1. Thakarius Keyes, CB, Tulane
Thakarius Keyes is a lengthy, 6-foot-1 cornerback coming out of Tulane as a fourth-year senior. The term “hidden gem” gets thrown around a lot, but Keyes is the definition with practically no buzz as of right now.
Part of that may have to do with this being a deep cornerback class and part of it due to the fact that he played for a small school in Tulane.
Keyes mostly lined up on the left side covering the Y-receiver, but he is a fluid athlete capable of covering smaller, quicker guys and should be able to get kicked inside and play the nickel at times as well.
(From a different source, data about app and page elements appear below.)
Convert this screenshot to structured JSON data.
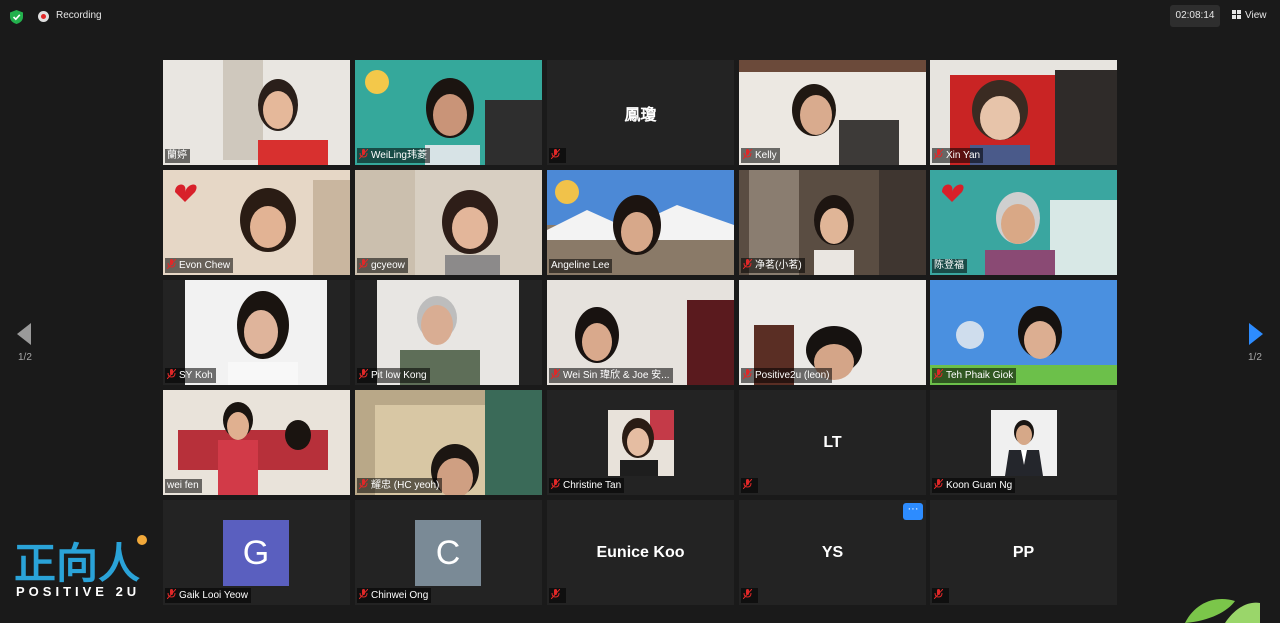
{
  "topbar": {
    "recording_label": "Recording",
    "timer": "02:08:14",
    "view_label": "View"
  },
  "pager": {
    "left": "1/2",
    "right": "1/2"
  },
  "participants": [
    {
      "name": "蘭婷",
      "muted": false
    },
    {
      "name": "WeiLing玮菱",
      "muted": true
    },
    {
      "name": "鳳瓊",
      "muted": true,
      "display_text": "鳳瓊"
    },
    {
      "name": "Kelly",
      "muted": true
    },
    {
      "name": "Xin Yan",
      "muted": true
    },
    {
      "name": "Evon Chew",
      "muted": true
    },
    {
      "name": "gcyeow",
      "muted": true
    },
    {
      "name": "Angeline Lee",
      "muted": false
    },
    {
      "name": "净茗(小茗)",
      "muted": true
    },
    {
      "name": "陈登福",
      "muted": false,
      "active_speaker": true
    },
    {
      "name": "SY Koh",
      "muted": true
    },
    {
      "name": "Pit low Kong",
      "muted": true
    },
    {
      "name": "Wei Sin 瑋欣 & Joe 安...",
      "muted": true
    },
    {
      "name": "Positive2u (leon)",
      "muted": true
    },
    {
      "name": "Teh Phaik Giok",
      "muted": true
    },
    {
      "name": "wei fen",
      "muted": false
    },
    {
      "name": "耀忠 (HC yeoh)",
      "muted": true
    },
    {
      "name": "Christine Tan",
      "muted": true
    },
    {
      "name": "",
      "muted": true,
      "display_text": "LT"
    },
    {
      "name": "Koon Guan Ng",
      "muted": true
    },
    {
      "name": "Gaik Looi Yeow",
      "muted": true,
      "avatar_letter": "G",
      "avatar_color": "#5a5fbf"
    },
    {
      "name": "Chinwei Ong",
      "muted": true,
      "avatar_letter": "C",
      "avatar_color": "#7a8a96"
    },
    {
      "name": "",
      "muted": true,
      "display_text": "Eunice Koo"
    },
    {
      "name": "",
      "muted": true,
      "display_text": "YS"
    },
    {
      "name": "",
      "muted": true,
      "display_text": "PP"
    }
  ],
  "more_button": "···",
  "logo": {
    "chars": "正向人",
    "subtitle": "POSITIVE 2U"
  },
  "colors": {
    "accent": "#2d8cff",
    "active_border": "#c5d93a",
    "mute_red": "#e02828"
  }
}
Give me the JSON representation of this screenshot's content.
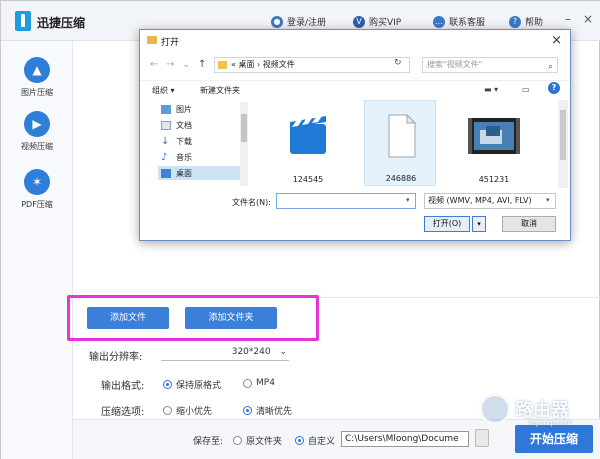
{
  "app": {
    "title": "迅捷压缩",
    "login": "登录/注册",
    "buy_vip": "购买VIP",
    "support": "联系客服",
    "help": "帮助",
    "brand_color": "#2f78d8"
  },
  "sidebar": {
    "items": [
      {
        "label": "图片压缩",
        "icon": "image-icon",
        "color": "#2f7fd9"
      },
      {
        "label": "视频压缩",
        "icon": "play-icon",
        "color": "#2f7fd9"
      },
      {
        "label": "PDF压缩",
        "icon": "pdf-icon",
        "color": "#2f7fd9"
      }
    ]
  },
  "main": {
    "add_file": "添加文件",
    "add_folder": "添加文件夹",
    "resolution_label": "输出分辨率:",
    "resolution_value": "320*240",
    "format_label": "输出格式:",
    "format_options": [
      "保持原格式",
      "MP4"
    ],
    "format_selected": "保持原格式",
    "compress_label": "压缩选项:",
    "compress_options": [
      "缩小优先",
      "清晰优先"
    ],
    "compress_selected": "清晰优先"
  },
  "bottom": {
    "save_to_label": "保存至:",
    "save_options": [
      "原文件夹",
      "自定义"
    ],
    "save_selected": "自定义",
    "path": "C:\\Users\\Mloong\\Docume",
    "start_button": "开始压缩"
  },
  "dialog": {
    "title": "打开",
    "breadcrumb_prefix": "«",
    "breadcrumb": [
      "桌面",
      "视频文件"
    ],
    "search_placeholder": "搜索\"视频文件\"",
    "organize": "组织 ▾",
    "new_folder": "新建文件夹",
    "tree": [
      {
        "label": "图片",
        "icon": "pictures-icon"
      },
      {
        "label": "文档",
        "icon": "documents-icon"
      },
      {
        "label": "下载",
        "icon": "download-icon"
      },
      {
        "label": "音乐",
        "icon": "music-icon"
      },
      {
        "label": "桌面",
        "icon": "desktop-icon",
        "selected": true
      }
    ],
    "files": [
      {
        "name": "124545",
        "icon": "video-clapper-icon"
      },
      {
        "name": "246886",
        "icon": "blank-file-icon",
        "selected": true
      },
      {
        "name": "451231",
        "icon": "video-thumbnail-icon"
      }
    ],
    "filename_label": "文件名(N):",
    "filename_value": "",
    "filter": "视频 (WMV, MP4, AVI, FLV)",
    "open_button": "打开(O)",
    "cancel_button": "取消"
  },
  "watermark": {
    "text": "路由器",
    "sub": "luyouqi.com"
  }
}
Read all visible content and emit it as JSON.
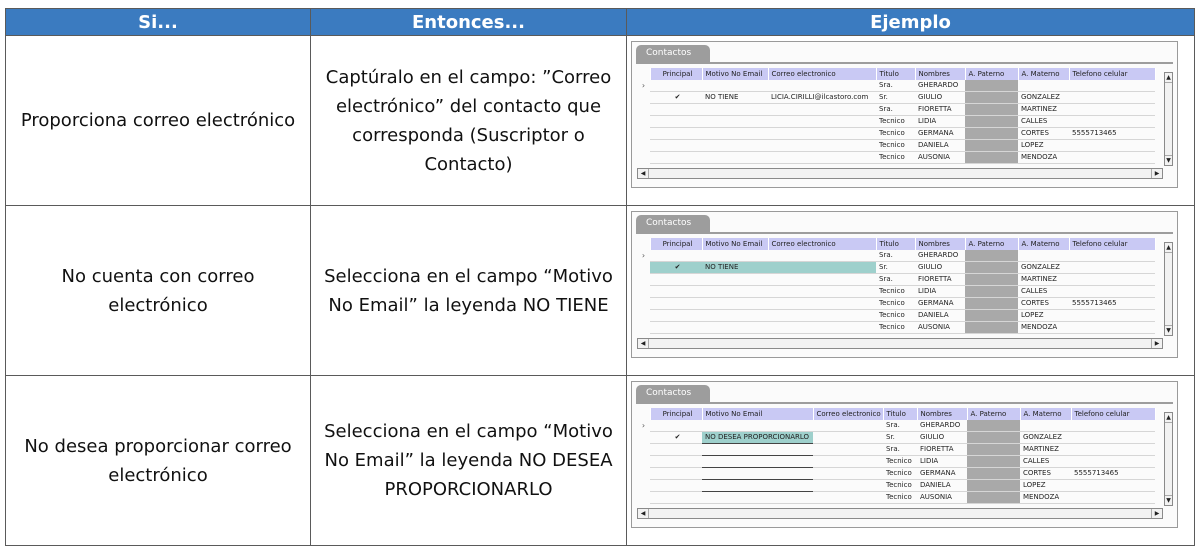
{
  "headers": {
    "condition": "Si...",
    "action": "Entonces...",
    "example": "Ejemplo"
  },
  "rows": [
    {
      "condition": "Proporciona correo electrónico",
      "action": "Captúralo en el campo: ”Correo electrónico” del contacto que corresponda (Suscriptor o Contacto)",
      "example": {
        "tab": "Contactos",
        "columns": [
          "Principal",
          "Motivo No Email",
          "Correo electronico",
          "Titulo",
          "Nombres",
          "A. Paterno",
          "A. Materno",
          "Telefono celular"
        ],
        "rows": [
          [
            "",
            "",
            "",
            "Sra.",
            "GHERARDO",
            "",
            "",
            ""
          ],
          [
            "✔",
            "NO TIENE",
            "LICIA.CIRILLI@ilcastoro.com",
            "Sr.",
            "GIULIO",
            "",
            "GONZALEZ",
            ""
          ],
          [
            "",
            "",
            "",
            "Sra.",
            "FIORETTA",
            "",
            "MARTINEZ",
            ""
          ],
          [
            "",
            "",
            "",
            "Tecnico",
            "LIDIA",
            "",
            "CALLES",
            ""
          ],
          [
            "",
            "",
            "",
            "Tecnico",
            "GERMANA",
            "",
            "CORTES",
            "5555713465"
          ],
          [
            "",
            "",
            "",
            "Tecnico",
            "DANIELA",
            "",
            "LOPEZ",
            ""
          ],
          [
            "",
            "",
            "",
            "Tecnico",
            "AUSONIA",
            "",
            "MENDOZA",
            ""
          ]
        ]
      }
    },
    {
      "condition": "No cuenta con correo electrónico",
      "action": "Selecciona en el campo “Motivo No Email” la leyenda NO TIENE",
      "example": {
        "tab": "Contactos",
        "columns": [
          "Principal",
          "Motivo No Email",
          "Correo electronico",
          "Titulo",
          "Nombres",
          "A. Paterno",
          "A. Materno",
          "Telefono celular"
        ],
        "rows": [
          [
            "",
            "",
            "",
            "Sra.",
            "GHERARDO",
            "",
            "",
            ""
          ],
          [
            "✔",
            "NO TIENE",
            "",
            "Sr.",
            "GIULIO",
            "",
            "GONZALEZ",
            ""
          ],
          [
            "",
            "",
            "",
            "Sra.",
            "FIORETTA",
            "",
            "MARTINEZ",
            ""
          ],
          [
            "",
            "",
            "",
            "Tecnico",
            "LIDIA",
            "",
            "CALLES",
            ""
          ],
          [
            "",
            "",
            "",
            "Tecnico",
            "GERMANA",
            "",
            "CORTES",
            "5555713465"
          ],
          [
            "",
            "",
            "",
            "Tecnico",
            "DANIELA",
            "",
            "LOPEZ",
            ""
          ],
          [
            "",
            "",
            "",
            "Tecnico",
            "AUSONIA",
            "",
            "MENDOZA",
            ""
          ]
        ]
      }
    },
    {
      "condition": "No desea proporcionar correo electrónico",
      "action": "Selecciona en el campo “Motivo No Email” la leyenda NO DESEA PROPORCIONARLO",
      "example": {
        "tab": "Contactos",
        "columns": [
          "Principal",
          "Motivo No Email",
          "Correo electronico",
          "Titulo",
          "Nombres",
          "A. Paterno",
          "A. Materno",
          "Telefono celular"
        ],
        "rows": [
          [
            "",
            "",
            "",
            "Sra.",
            "GHERARDO",
            "",
            "",
            ""
          ],
          [
            "✔",
            "NO DESEA PROPORCIONARLO",
            "",
            "Sr.",
            "GIULIO",
            "",
            "GONZALEZ",
            ""
          ],
          [
            "",
            "",
            "",
            "Sra.",
            "FIORETTA",
            "",
            "MARTINEZ",
            ""
          ],
          [
            "",
            "",
            "",
            "Tecnico",
            "LIDIA",
            "",
            "CALLES",
            ""
          ],
          [
            "",
            "",
            "",
            "Tecnico",
            "GERMANA",
            "",
            "CORTES",
            "5555713465"
          ],
          [
            "",
            "",
            "",
            "Tecnico",
            "DANIELA",
            "",
            "LOPEZ",
            ""
          ],
          [
            "",
            "",
            "",
            "Tecnico",
            "AUSONIA",
            "",
            "MENDOZA",
            ""
          ]
        ]
      }
    }
  ],
  "colors": {
    "header": "#3b7bc0",
    "grid_header": "#c9c9f4",
    "selection": "#9ed0cc",
    "masked": "#a9a9a9"
  },
  "icons": {
    "row_pointer": "chevron-right-icon",
    "check": "check-icon",
    "scroll_up": "arrow-up-icon",
    "scroll_down": "arrow-down-icon",
    "scroll_left": "arrow-left-icon",
    "scroll_right": "arrow-right-icon"
  }
}
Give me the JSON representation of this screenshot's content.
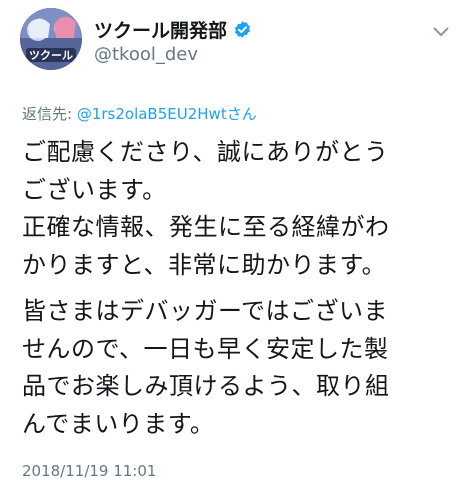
{
  "author": {
    "display_name": "ツクール開発部",
    "handle": "@tkool_dev",
    "verified_icon": "verified-badge-icon",
    "avatar_text": "ツクール"
  },
  "reply": {
    "prefix": "返信先: ",
    "target": "@1rs2olaB5EU2Hwtさん"
  },
  "body": {
    "paragraphs": [
      {
        "lines": [
          "ご配慮くださり、誠にありがとう",
          "ございます。",
          "正確な情報、発生に至る経緯がわ",
          "かりますと、非常に助かります。"
        ]
      },
      {
        "lines": [
          "皆さまはデバッガーではございま",
          "せんので、一日も早く安定した製",
          "品でお楽しみ頂けるよう、取り組",
          "んでまいります。"
        ]
      }
    ]
  },
  "timestamp": "2018/11/19 11:01",
  "menu_icon": "chevron-down-icon",
  "colors": {
    "text": "#14171a",
    "secondary": "#657786",
    "link": "#1da1f2",
    "verified": "#1da1f2"
  }
}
Press-man coverage is Keyes’ greatest strength. His crips footwork and quick hips allow him to shadow receivers through their breaks and his length coupled with solid ball skills allow him to disrupt passes.
One thing he does need to improve upon when it comes to press coverage is his jab at the line. He has the length and size advantage over a lot of receivers and should use it to get them off balance at the start of their route.
Another con to his game is that he is over-aggressive at times when covering downfield. In the college game, the referees give a lot more leeway than they do in the NFL, so this will be a problem if not cleaned up at the next level.
With the trade of Gareon Conley, it’s clear defensive coordinator Paul Guenther wants cornerbacks who are willing to hit, and Keyes is more than willing. His tackling form is textbook and he doesn’t shy away from contact, though he does need to get better at taking on blocks.
Tulane barely ran any zone looks, so Keyes is untested in that regard. Guenther runs a lot of zone, so that would be another cause for concern. Keyes has closing speed, quick hips, awareness, and can tackle, so there is no reason he shouldn’t be able to perform in a zone at the end of the day.
Thakarius Keyes will be participating in the NFL Combine and with a solid performance there, he may become more of a gem than a “hidden” gem.
NFL Comparison: Sean Murphy-Bunting, CB, Tampa Bay Buccaneers